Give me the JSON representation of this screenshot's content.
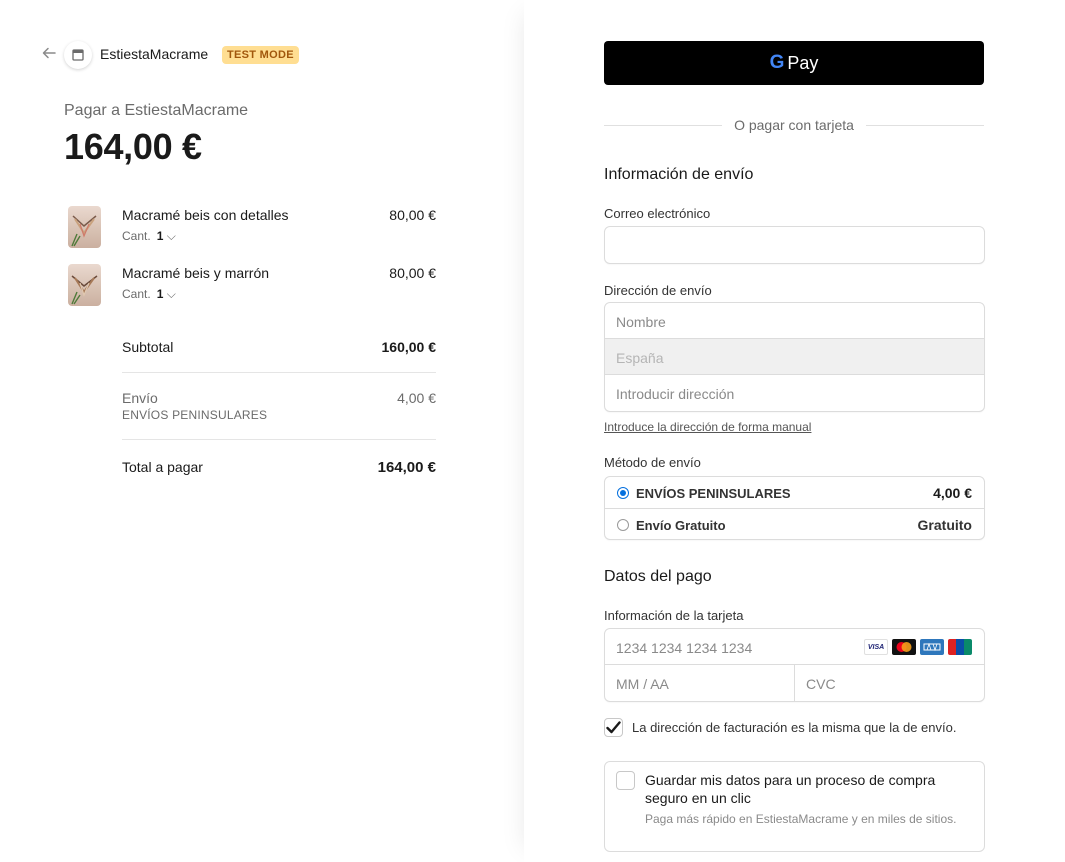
{
  "header": {
    "store_name": "EstiestaMacrame",
    "test_badge": "TEST MODE"
  },
  "summary": {
    "pay_to": "Pagar a EstiestaMacrame",
    "amount": "164,00 €",
    "items": [
      {
        "name": "Macramé beis con detalles",
        "qty_label": "Cant.",
        "qty": "1",
        "price": "80,00 €"
      },
      {
        "name": "Macramé beis y marrón",
        "qty_label": "Cant.",
        "qty": "1",
        "price": "80,00 €"
      }
    ],
    "subtotal_label": "Subtotal",
    "subtotal_value": "160,00 €",
    "shipping_label": "Envío",
    "shipping_method": "ENVÍOS PENINSULARES",
    "shipping_value": "4,00 €",
    "total_label": "Total a pagar",
    "total_value": "164,00 €"
  },
  "payment": {
    "gpay_label": "Pay",
    "or_card": "O pagar con tarjeta",
    "shipping_info_title": "Información de envío",
    "email_label": "Correo electrónico",
    "email_value": "",
    "address_label": "Dirección de envío",
    "name_placeholder": "Nombre",
    "country_value": "España",
    "address_placeholder": "Introducir dirección",
    "manual_link": "Introduce la dirección de forma manual",
    "method_label": "Método de envío",
    "methods": [
      {
        "name": "ENVÍOS PENINSULARES",
        "price": "4,00 €",
        "selected": true
      },
      {
        "name": "Envío Gratuito",
        "price": "Gratuito",
        "selected": false
      }
    ],
    "payment_data_title": "Datos del pago",
    "card_info_label": "Información de la tarjeta",
    "card_number_placeholder": "1234 1234 1234 1234",
    "expiry_placeholder": "MM / AA",
    "cvc_placeholder": "CVC",
    "card_brands": [
      "VISA",
      "mastercard-icon",
      "amex-icon",
      "unionpay-icon"
    ],
    "billing_same_label": "La dirección de facturación es la misma que la de envío.",
    "billing_same_checked": true,
    "save_title": "Guardar mis datos para un proceso de compra seguro en un clic",
    "save_sub": "Paga más rápido en EstiestaMacrame y en miles de sitios."
  },
  "colors": {
    "accent": "#0570de",
    "test_badge_bg": "#ffde92",
    "test_badge_text": "#a1570c"
  }
}
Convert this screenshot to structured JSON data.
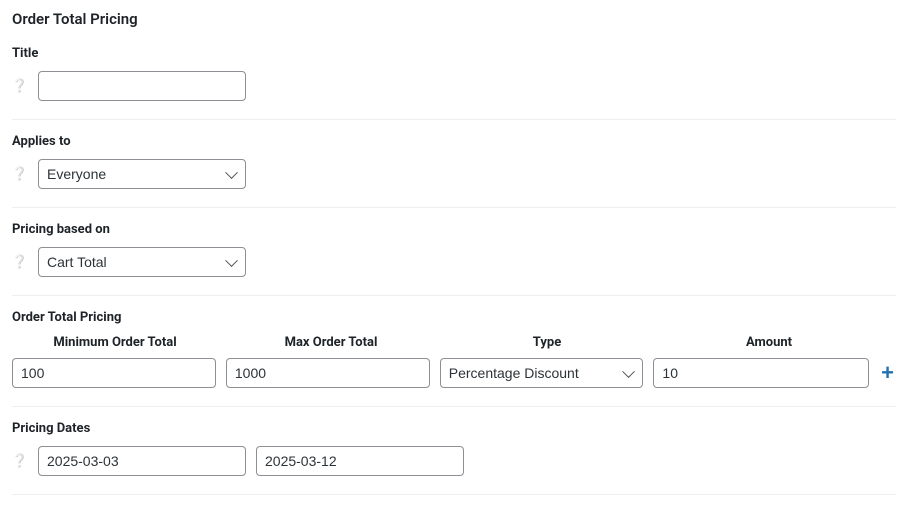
{
  "page": {
    "title": "Order Total Pricing"
  },
  "title_section": {
    "label": "Title",
    "value": ""
  },
  "applies_to": {
    "label": "Applies to",
    "selected": "Everyone"
  },
  "pricing_basis": {
    "label": "Pricing based on",
    "selected": "Cart Total"
  },
  "pricing_table": {
    "label": "Order Total Pricing",
    "columns": {
      "min": "Minimum Order Total",
      "max": "Max Order Total",
      "type": "Type",
      "amount": "Amount"
    },
    "rows": [
      {
        "min": "100",
        "max": "1000",
        "type": "Percentage Discount",
        "amount": "10"
      }
    ],
    "add_label": "+"
  },
  "dates": {
    "label": "Pricing Dates",
    "from": "2025-03-03",
    "to": "2025-03-12"
  }
}
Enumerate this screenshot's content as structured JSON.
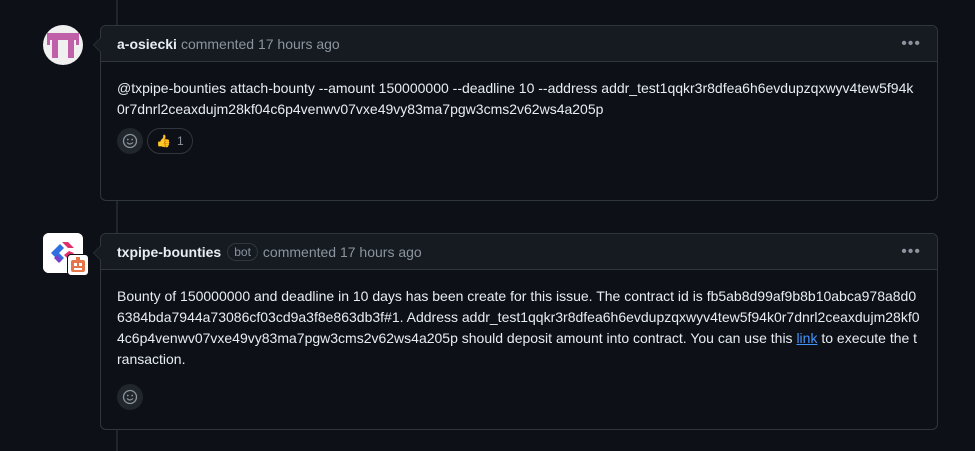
{
  "comments": [
    {
      "author": "a-osiecki",
      "meta": "commented 17 hours ago",
      "body": "@txpipe-bounties attach-bounty --amount 150000000 --deadline 10 --address addr_test1qqkr3r8dfea6h6evdupzqxwyv4tew5f94k0r7dnrl2ceaxdujm28kf04c6p4venwv07vxe49vy83ma7pgw3cms2v62ws4a205p",
      "reactions": [
        {
          "emoji": "👍",
          "count": "1"
        }
      ]
    },
    {
      "author": "txpipe-bounties",
      "badge": "bot",
      "meta": "commented 17 hours ago",
      "body_before_link": "Bounty of 150000000 and deadline in 10 days has been create for this issue. The contract id is fb5ab8d99af9b8b10abca978a8d06384bda7944a73086cf03cd9a3f8e863db3f#1. Address addr_test1qqkr3r8dfea6h6evdupzqxwyv4tew5f94k0r7dnrl2ceaxdujm28kf04c6p4venwv07vxe49vy83ma7pgw3cms2v62ws4a205p should deposit amount into contract. You can use this ",
      "link_text": "link",
      "body_after_link": " to execute the transaction."
    }
  ],
  "icons": {
    "kebab": "kebab-horizontal-icon",
    "emoji": "smiley-icon"
  },
  "colors": {
    "background": "#0d1117",
    "header": "#161b22",
    "border": "#30363d",
    "link": "#4493f8",
    "muted": "#8b949e"
  }
}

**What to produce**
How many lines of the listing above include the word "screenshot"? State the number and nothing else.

**Response below**
3